_DATA FOR THIS EXERCISE_.
──────────

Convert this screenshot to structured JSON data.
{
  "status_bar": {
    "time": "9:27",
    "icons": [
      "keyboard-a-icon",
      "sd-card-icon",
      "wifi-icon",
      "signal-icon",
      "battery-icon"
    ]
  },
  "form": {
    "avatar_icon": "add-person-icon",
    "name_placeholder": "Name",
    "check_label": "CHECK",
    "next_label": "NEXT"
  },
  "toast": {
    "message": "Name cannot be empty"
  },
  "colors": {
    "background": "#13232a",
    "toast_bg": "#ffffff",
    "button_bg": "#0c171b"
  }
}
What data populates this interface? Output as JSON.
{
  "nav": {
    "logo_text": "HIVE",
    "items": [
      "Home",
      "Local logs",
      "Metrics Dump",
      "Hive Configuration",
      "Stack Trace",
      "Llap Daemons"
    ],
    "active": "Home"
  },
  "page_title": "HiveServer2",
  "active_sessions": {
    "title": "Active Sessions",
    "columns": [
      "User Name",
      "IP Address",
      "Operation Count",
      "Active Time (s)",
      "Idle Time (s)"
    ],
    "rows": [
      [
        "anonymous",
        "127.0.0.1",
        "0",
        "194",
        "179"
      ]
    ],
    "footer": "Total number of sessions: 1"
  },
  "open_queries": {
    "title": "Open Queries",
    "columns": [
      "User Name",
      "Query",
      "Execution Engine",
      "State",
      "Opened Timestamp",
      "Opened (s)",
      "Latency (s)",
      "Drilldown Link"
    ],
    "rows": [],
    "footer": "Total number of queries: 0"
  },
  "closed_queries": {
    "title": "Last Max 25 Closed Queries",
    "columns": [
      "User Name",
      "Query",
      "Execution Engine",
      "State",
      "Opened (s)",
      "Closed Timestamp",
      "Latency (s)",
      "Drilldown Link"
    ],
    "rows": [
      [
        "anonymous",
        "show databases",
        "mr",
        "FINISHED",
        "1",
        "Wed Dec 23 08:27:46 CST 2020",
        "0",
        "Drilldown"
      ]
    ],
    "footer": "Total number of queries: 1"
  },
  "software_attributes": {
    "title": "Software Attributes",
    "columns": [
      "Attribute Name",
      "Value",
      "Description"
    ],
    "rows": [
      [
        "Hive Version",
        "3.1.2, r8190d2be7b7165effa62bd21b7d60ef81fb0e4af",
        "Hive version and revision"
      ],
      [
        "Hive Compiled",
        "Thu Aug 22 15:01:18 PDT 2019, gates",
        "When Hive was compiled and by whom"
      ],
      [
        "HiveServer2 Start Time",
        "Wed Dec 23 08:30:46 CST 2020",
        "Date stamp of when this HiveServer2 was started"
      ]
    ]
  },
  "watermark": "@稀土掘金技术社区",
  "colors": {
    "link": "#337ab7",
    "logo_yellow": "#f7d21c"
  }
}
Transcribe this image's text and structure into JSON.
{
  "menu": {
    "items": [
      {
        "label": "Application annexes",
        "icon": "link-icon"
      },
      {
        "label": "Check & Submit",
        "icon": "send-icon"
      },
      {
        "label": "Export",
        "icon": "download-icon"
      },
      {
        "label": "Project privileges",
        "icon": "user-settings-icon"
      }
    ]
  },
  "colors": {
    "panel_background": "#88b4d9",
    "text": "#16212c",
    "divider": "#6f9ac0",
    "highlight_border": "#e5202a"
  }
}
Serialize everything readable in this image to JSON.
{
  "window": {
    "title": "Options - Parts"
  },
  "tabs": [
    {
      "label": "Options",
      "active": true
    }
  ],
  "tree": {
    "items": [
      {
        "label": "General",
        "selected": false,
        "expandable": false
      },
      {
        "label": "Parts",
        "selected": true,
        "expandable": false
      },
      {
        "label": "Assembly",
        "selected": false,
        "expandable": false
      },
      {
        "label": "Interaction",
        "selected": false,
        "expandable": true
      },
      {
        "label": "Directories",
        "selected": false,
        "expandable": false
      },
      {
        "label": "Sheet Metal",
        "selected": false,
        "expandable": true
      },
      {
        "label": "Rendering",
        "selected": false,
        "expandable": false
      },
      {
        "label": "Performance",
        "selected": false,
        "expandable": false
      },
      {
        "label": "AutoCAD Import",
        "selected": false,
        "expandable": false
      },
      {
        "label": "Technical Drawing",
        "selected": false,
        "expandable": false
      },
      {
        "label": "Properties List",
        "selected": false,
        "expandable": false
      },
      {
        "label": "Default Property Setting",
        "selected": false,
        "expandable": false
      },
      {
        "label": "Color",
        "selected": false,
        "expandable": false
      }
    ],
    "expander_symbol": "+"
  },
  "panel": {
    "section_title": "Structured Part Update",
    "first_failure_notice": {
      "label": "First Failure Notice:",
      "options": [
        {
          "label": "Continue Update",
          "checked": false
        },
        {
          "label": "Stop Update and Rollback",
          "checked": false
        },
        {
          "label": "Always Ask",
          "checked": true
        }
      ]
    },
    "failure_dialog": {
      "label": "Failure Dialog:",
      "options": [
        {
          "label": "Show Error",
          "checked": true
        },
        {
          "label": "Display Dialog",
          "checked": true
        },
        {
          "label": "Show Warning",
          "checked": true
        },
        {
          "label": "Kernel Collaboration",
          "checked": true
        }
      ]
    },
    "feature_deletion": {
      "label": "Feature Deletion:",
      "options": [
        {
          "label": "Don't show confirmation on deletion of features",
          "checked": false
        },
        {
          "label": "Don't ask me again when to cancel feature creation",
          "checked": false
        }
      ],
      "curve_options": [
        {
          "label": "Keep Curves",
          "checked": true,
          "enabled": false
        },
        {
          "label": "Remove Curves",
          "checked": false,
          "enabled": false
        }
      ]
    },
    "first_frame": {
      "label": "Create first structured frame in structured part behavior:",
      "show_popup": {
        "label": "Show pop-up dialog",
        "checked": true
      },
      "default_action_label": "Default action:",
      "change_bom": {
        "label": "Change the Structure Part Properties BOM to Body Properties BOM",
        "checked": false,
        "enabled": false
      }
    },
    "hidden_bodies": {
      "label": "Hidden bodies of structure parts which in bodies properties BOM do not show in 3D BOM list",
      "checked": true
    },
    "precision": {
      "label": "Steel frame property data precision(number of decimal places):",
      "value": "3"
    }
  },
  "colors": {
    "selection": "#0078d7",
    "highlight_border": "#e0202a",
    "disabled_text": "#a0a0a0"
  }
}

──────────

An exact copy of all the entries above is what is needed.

Convert this screenshot to structured JSON data.
{
  "status_bar": {
    "time": "9:27",
    "icons": [
      "keyboard-a-icon",
      "sd-card-icon",
      "wifi-icon",
      "signal-icon",
      "battery-icon"
    ]
  },
  "form": {
    "avatar_icon": "add-person-icon",
    "name_placeholder": "Name",
    "check_label": "CHECK",
    "next_label": "NEXT"
  },
  "toast": {
    "message": "Name cannot be empty"
  },
  "colors": {
    "background": "#13232a",
    "toast_bg": "#ffffff",
    "button_bg": "#0c171b"
  }
}
What data populates this interface? Output as JSON.
{
  "nav": {
    "logo_text": "HIVE",
    "items": [
      "Home",
      "Local logs",
      "Metrics Dump",
      "Hive Configuration",
      "Stack Trace",
      "Llap Daemons"
    ],
    "active": "Home"
  },
  "page_title": "HiveServer2",
  "active_sessions": {
    "title": "Active Sessions",
    "columns": [
      "User Name",
      "IP Address",
      "Operation Count",
      "Active Time (s)",
      "Idle Time (s)"
    ],
    "rows": [
      [
        "anonymous",
        "127.0.0.1",
        "0",
        "194",
        "179"
      ]
    ],
    "footer": "Total number of sessions: 1"
  },
  "open_queries": {
    "title": "Open Queries",
    "columns": [
      "User Name",
      "Query",
      "Execution Engine",
      "State",
      "Opened Timestamp",
      "Opened (s)",
      "Latency (s)",
      "Drilldown Link"
    ],
    "rows": [],
    "footer": "Total number of queries: 0"
  },
  "closed_queries": {
    "title": "Last Max 25 Closed Queries",
    "columns": [
      "User Name",
      "Query",
      "Execution Engine",
      "State",
      "Opened (s)",
      "Closed Timestamp",
      "Latency (s)",
      "Drilldown Link"
    ],
    "rows": [
      [
        "anonymous",
        "show databases",
        "mr",
        "FINISHED",
        "1",
        "Wed Dec 23 08:27:46 CST 2020",
        "0",
        "Drilldown"
      ]
    ],
    "footer": "Total number of queries: 1"
  },
  "software_attributes": {
    "title": "Software Attributes",
    "columns": [
      "Attribute Name",
      "Value",
      "Description"
    ],
    "rows": [
      [
        "Hive Version",
        "3.1.2, r8190d2be7b7165effa62bd21b7d60ef81fb0e4af",
        "Hive version and revision"
      ],
      [
        "Hive Compiled",
        "Thu Aug 22 15:01:18 PDT 2019, gates",
        "When Hive was compiled and by whom"
      ],
      [
        "HiveServer2 Start Time",
        "Wed Dec 23 08:30:46 CST 2020",
        "Date stamp of when this HiveServer2 was started"
      ]
    ]
  },
  "watermark": "@稀土掘金技术社区",
  "colors": {
    "link": "#337ab7",
    "logo_yellow": "#f7d21c"
  }
}
Transcribe this image's text and structure into JSON.
{
  "menu": {
    "items": [
      {
        "label": "Application annexes",
        "icon": "link-icon"
      },
      {
        "label": "Check & Submit",
        "icon": "send-icon"
      },
      {
        "label": "Export",
        "icon": "download-icon"
      },
      {
        "label": "Project privileges",
        "icon": "user-settings-icon"
      }
    ]
  },
  "colors": {
    "panel_background": "#88b4d9",
    "text": "#16212c",
    "divider": "#6f9ac0",
    "highlight_border": "#e5202a"
  }
}
Serialize everything readable in this image to JSON.
{
  "window": {
    "title": "Options - Parts"
  },
  "tabs": [
    {
      "label": "Options",
      "active": true
    }
  ],
  "tree": {
    "items": [
      {
        "label": "General",
        "selected": false,
        "expandable": false
      },
      {
        "label": "Parts",
        "selected": true,
        "expandable": false
      },
      {
        "label": "Assembly",
        "selected": false,
        "expandable": false
      },
      {
        "label": "Interaction",
        "selected": false,
        "expandable": true
      },
      {
        "label": "Directories",
        "selected": false,
        "expandable": false
      },
      {
        "label": "Sheet Metal",
        "selected": false,
        "expandable": true
      },
      {
        "label": "Rendering",
        "selected": false,
        "expandable": false
      },
      {
        "label": "Performance",
        "selected": false,
        "expandable": false
      },
      {
        "label": "AutoCAD Import",
        "selected": false,
        "expandable": false
      },
      {
        "label": "Technical Drawing",
        "selected": false,
        "expandable": false
      },
      {
        "label": "Properties List",
        "selected": false,
        "expandable": false
      },
      {
        "label": "Default Property Setting",
        "selected": false,
        "expandable": false
      },
      {
        "label": "Color",
        "selected": false,
        "expandable": false
      }
    ],
    "expander_symbol": "+"
  },
  "panel": {
    "section_title": "Structured Part Update",
    "first_failure_notice": {
      "label": "First Failure Notice:",
      "options": [
        {
          "label": "Continue Update",
          "checked": false
        },
        {
          "label": "Stop Update and Rollback",
          "checked": false
        },
        {
          "label": "Always Ask",
          "checked": true
        }
      ]
    },
    "failure_dialog": {
      "label": "Failure Dialog:",
      "options": [
        {
          "label": "Show Error",
          "checked": true
        },
        {
          "label": "Display Dialog",
          "checked": true
        },
        {
          "label": "Show Warning",
          "checked": true
        },
        {
          "label": "Kernel Collaboration",
          "checked": true
        }
      ]
    },
    "feature_deletion": {
      "label": "Feature Deletion:",
      "options": [
        {
          "label": "Don't show confirmation on deletion of features",
          "checked": false
        },
        {
          "label": "Don't ask me again when to cancel feature creation",
          "checked": false
        }
      ],
      "curve_options": [
        {
          "label": "Keep Curves",
          "checked": true,
          "enabled": false
        },
        {
          "label": "Remove Curves",
          "checked": false,
          "enabled": false
        }
      ]
    },
    "first_frame": {
      "label": "Create first structured frame in structured part behavior:",
      "show_popup": {
        "label": "Show pop-up dialog",
        "checked": true
      },
      "default_action_label": "Default action:",
      "change_bom": {
        "label": "Change the Structure Part Properties BOM to Body Properties BOM",
        "checked": false,
        "enabled": false
      }
    },
    "hidden_bodies": {
      "label": "Hidden bodies of structure parts which in bodies properties BOM do not show in 3D BOM list",
      "checked": true
    },
    "precision": {
      "label": "Steel frame property data precision(number of decimal places):",
      "value": "3"
    }
  },
  "colors": {
    "selection": "#0078d7",
    "highlight_border": "#e0202a",
    "disabled_text": "#a0a0a0"
  }
}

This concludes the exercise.